YOUR TASK: From the entries below, return every line that includes the word "subject".

SOURCE MATERIAL:
=== Begin Enclosure ===
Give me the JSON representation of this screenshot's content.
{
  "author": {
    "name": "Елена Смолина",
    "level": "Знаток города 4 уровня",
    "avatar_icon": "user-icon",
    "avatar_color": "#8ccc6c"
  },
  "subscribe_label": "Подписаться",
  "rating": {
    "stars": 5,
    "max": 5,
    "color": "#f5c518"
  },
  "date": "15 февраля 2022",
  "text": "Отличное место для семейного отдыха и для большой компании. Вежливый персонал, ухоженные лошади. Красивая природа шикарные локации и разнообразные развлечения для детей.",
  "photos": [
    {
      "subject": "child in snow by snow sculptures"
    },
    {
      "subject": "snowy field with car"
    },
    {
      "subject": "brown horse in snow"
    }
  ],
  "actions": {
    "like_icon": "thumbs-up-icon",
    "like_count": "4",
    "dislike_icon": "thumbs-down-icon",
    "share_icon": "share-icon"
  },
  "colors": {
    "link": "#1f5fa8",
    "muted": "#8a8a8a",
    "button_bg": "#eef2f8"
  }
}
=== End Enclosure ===
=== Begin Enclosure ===
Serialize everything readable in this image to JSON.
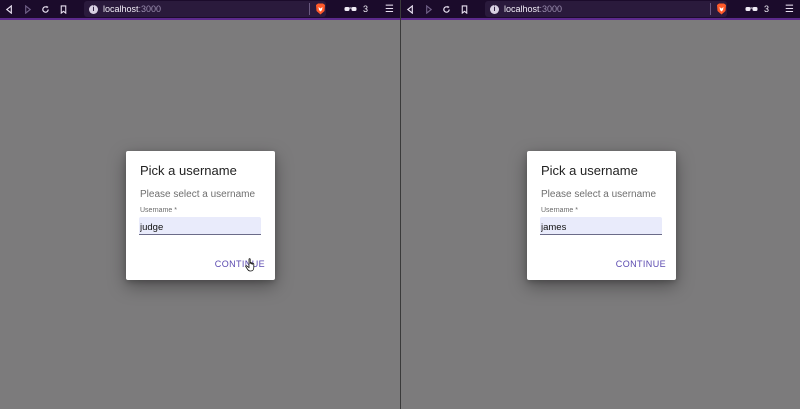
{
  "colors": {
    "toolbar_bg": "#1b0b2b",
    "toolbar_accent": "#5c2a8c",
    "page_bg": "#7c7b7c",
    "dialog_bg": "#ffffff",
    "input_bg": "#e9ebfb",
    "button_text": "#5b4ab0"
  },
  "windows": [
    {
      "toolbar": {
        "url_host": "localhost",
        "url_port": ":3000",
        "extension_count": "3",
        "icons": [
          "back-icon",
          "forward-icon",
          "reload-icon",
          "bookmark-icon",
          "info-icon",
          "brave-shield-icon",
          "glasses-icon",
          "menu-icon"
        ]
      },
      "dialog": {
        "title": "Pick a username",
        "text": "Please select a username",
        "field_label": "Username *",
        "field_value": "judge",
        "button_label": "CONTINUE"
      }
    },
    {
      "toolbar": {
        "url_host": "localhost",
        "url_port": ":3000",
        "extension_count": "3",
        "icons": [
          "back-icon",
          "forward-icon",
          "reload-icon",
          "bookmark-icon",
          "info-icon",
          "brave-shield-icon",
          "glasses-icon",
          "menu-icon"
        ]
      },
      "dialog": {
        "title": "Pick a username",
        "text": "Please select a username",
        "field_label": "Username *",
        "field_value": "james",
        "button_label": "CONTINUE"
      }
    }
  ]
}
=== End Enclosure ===
ANSWER BELOW:
      "subject": "child in snow by snow sculptures"
      "subject": "snowy field with car"
      "subject": "brown horse in snow"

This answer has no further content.